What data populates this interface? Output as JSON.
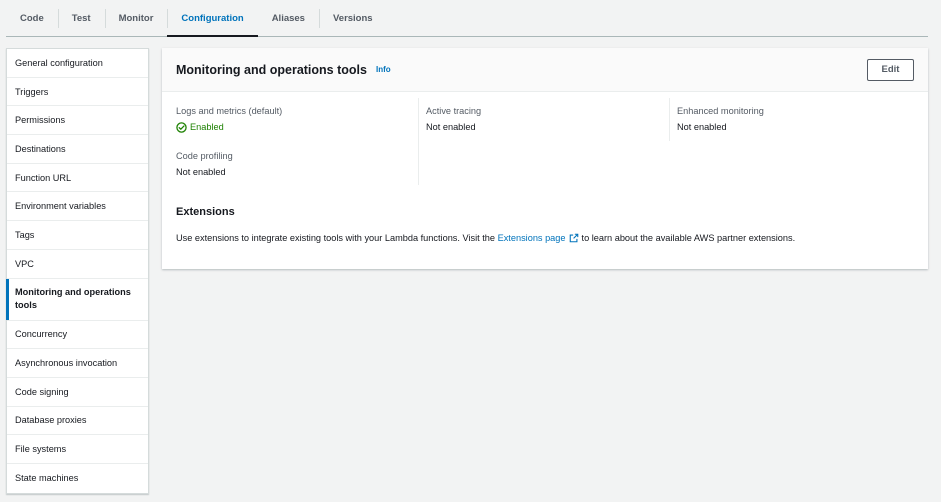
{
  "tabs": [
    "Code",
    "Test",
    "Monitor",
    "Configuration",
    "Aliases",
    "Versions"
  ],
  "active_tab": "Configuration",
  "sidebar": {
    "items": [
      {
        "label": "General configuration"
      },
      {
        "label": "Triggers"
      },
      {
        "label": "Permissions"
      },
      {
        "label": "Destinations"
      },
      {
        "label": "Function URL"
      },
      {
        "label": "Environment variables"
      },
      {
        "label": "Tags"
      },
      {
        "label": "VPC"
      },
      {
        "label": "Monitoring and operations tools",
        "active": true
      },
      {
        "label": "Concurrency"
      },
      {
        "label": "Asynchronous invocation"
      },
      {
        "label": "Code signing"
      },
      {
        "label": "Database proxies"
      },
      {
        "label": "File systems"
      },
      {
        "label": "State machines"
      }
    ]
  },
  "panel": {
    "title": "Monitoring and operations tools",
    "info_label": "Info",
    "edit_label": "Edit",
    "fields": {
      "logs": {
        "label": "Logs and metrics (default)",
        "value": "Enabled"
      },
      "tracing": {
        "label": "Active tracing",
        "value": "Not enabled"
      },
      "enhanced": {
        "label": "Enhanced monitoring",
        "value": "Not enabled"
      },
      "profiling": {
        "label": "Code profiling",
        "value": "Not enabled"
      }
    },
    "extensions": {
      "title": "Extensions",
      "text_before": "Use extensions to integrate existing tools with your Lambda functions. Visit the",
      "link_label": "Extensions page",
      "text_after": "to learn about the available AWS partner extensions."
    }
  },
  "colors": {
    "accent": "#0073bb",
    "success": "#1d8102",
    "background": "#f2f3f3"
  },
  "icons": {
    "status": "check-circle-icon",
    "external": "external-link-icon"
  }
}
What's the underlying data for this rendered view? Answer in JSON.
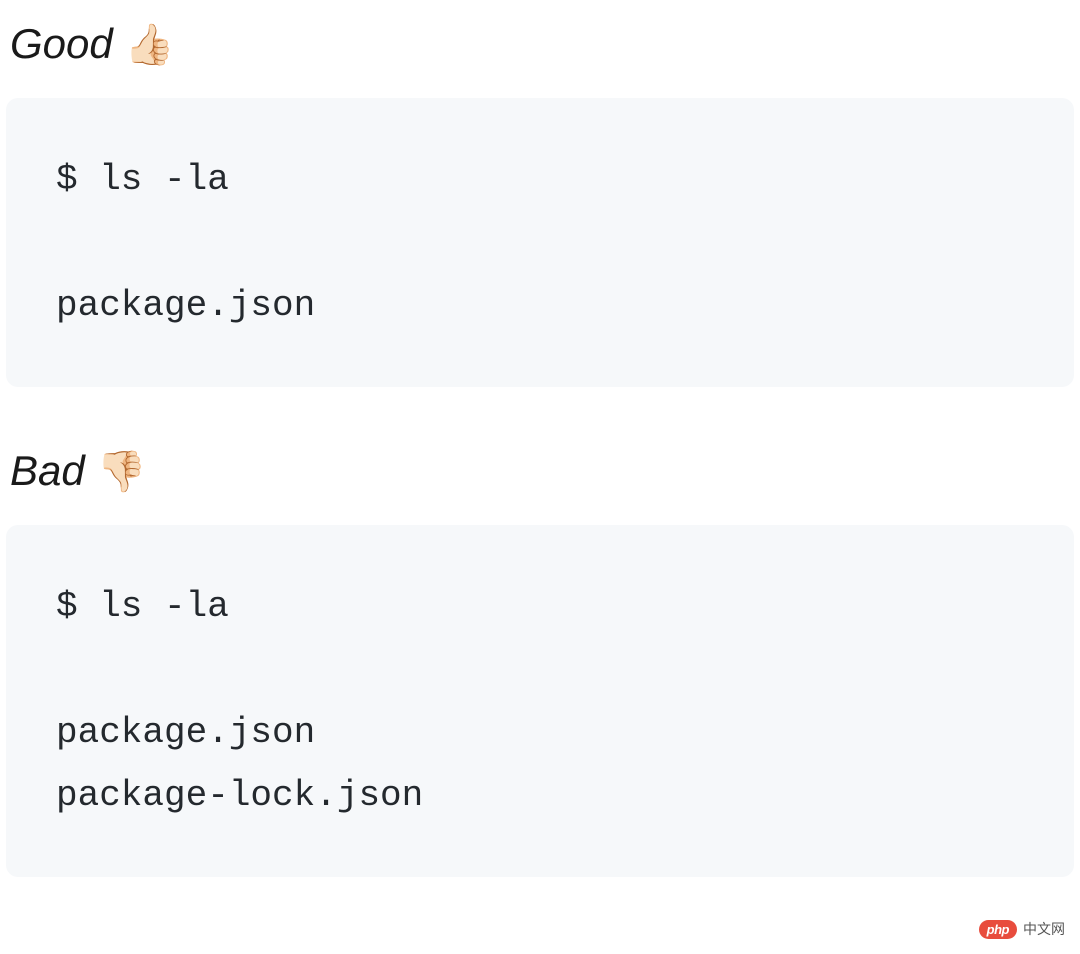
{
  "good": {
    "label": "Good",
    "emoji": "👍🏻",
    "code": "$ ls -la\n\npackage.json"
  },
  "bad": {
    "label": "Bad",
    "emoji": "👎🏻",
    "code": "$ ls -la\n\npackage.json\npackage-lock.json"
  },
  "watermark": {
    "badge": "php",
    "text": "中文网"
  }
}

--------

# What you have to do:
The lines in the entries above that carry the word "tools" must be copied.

# Written response:
        "label": "Monitoring and operations tools",
    "title": "Monitoring and operations tools",
      "text_before": "Use extensions to integrate existing tools with your Lambda functions. Visit the",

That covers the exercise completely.